The following data is to be repeated exactly, its pictures excluded.

(Entries from a dataset of interfaces)
※

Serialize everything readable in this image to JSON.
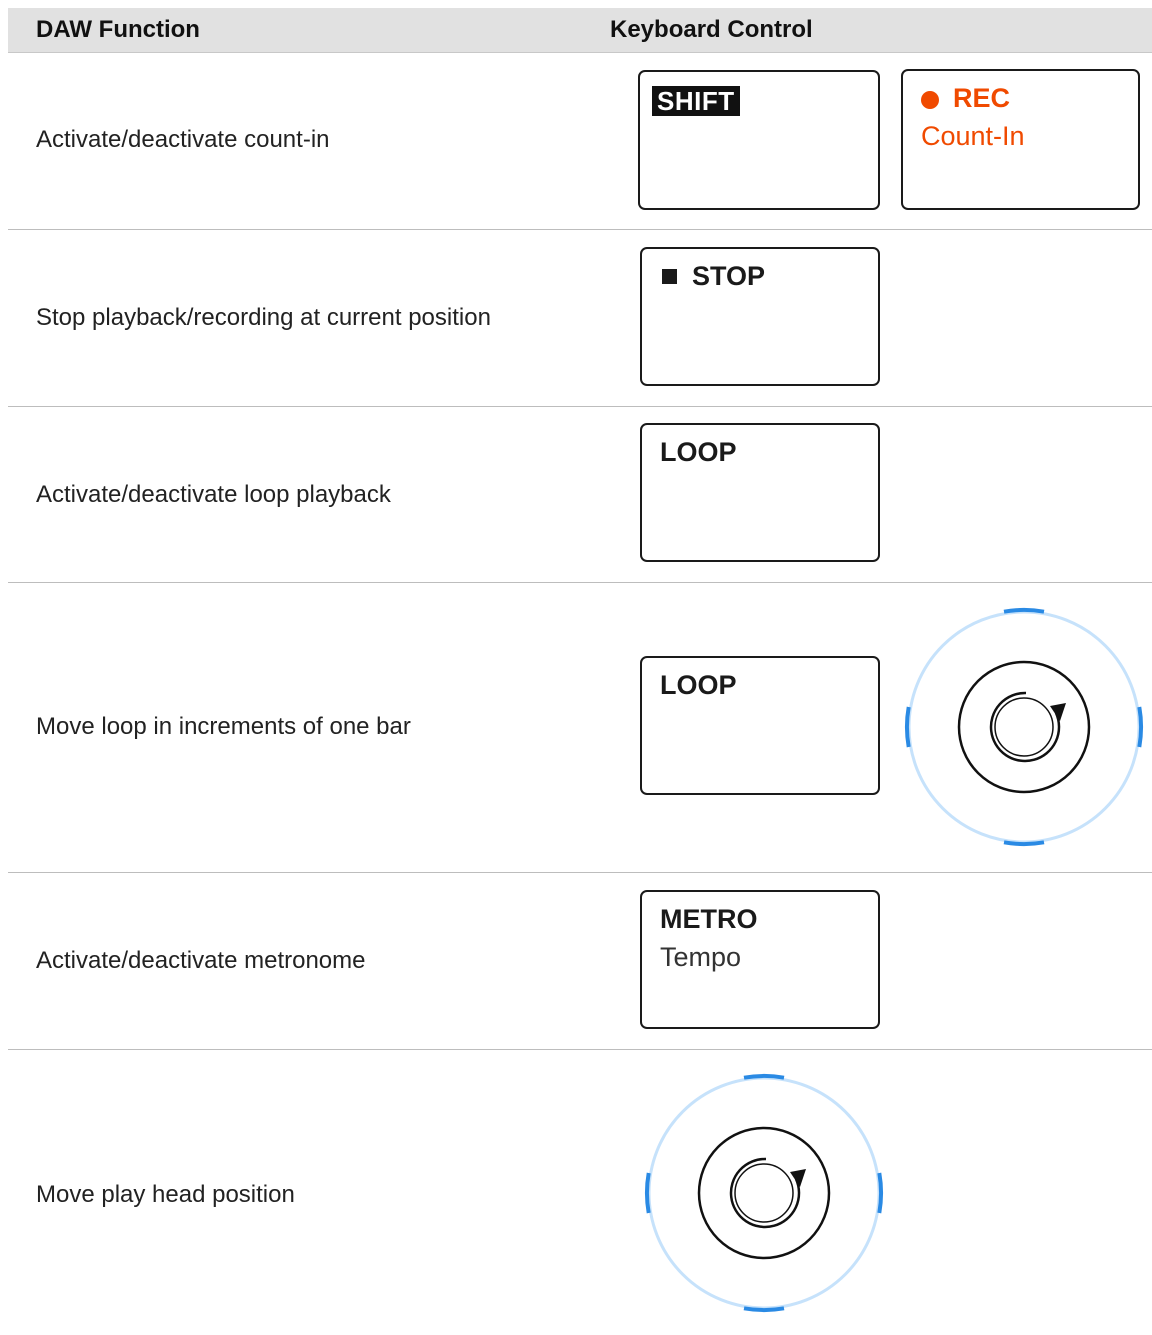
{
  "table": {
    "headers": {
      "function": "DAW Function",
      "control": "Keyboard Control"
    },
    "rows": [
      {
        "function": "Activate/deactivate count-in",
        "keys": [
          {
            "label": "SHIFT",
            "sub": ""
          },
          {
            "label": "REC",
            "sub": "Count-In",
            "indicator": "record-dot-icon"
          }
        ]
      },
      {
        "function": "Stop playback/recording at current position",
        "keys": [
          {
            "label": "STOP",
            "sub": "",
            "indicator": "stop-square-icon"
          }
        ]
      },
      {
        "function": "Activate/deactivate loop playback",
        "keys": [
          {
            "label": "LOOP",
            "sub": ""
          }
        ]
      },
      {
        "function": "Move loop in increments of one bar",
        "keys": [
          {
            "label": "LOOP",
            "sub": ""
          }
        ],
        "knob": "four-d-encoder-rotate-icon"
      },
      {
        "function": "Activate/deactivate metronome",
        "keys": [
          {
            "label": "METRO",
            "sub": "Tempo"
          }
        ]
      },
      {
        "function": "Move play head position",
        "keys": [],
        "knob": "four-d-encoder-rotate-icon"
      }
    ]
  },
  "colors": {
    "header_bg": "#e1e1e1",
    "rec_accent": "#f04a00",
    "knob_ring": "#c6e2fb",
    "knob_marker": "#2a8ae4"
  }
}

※

** FINISHED EXERCISE **
Serialize everything readable in this image to JSON.
{
  "table": {
    "headers": {
      "function": "DAW Function",
      "control": "Keyboard Control"
    },
    "rows": [
      {
        "function": "Activate/deactivate count-in",
        "keys": [
          {
            "label": "SHIFT",
            "sub": ""
          },
          {
            "label": "REC",
            "sub": "Count-In",
            "indicator": "record-dot-icon"
          }
        ]
      },
      {
        "function": "Stop playback/recording at current position",
        "keys": [
          {
            "label": "STOP",
            "sub": "",
            "indicator": "stop-square-icon"
          }
        ]
      },
      {
        "function": "Activate/deactivate loop playback",
        "keys": [
          {
            "label": "LOOP",
            "sub": ""
          }
        ]
      },
      {
        "function": "Move loop in increments of one bar",
        "keys": [
          {
            "label": "LOOP",
            "sub": ""
          }
        ],
        "knob": "four-d-encoder-rotate-icon"
      },
      {
        "function": "Activate/deactivate metronome",
        "keys": [
          {
            "label": "METRO",
            "sub": "Tempo"
          }
        ]
      },
      {
        "function": "Move play head position",
        "keys": [],
        "knob": "four-d-encoder-rotate-icon"
      }
    ]
  },
  "colors": {
    "header_bg": "#e1e1e1",
    "rec_accent": "#f04a00",
    "knob_ring": "#c6e2fb",
    "knob_marker": "#2a8ae4"
  }
}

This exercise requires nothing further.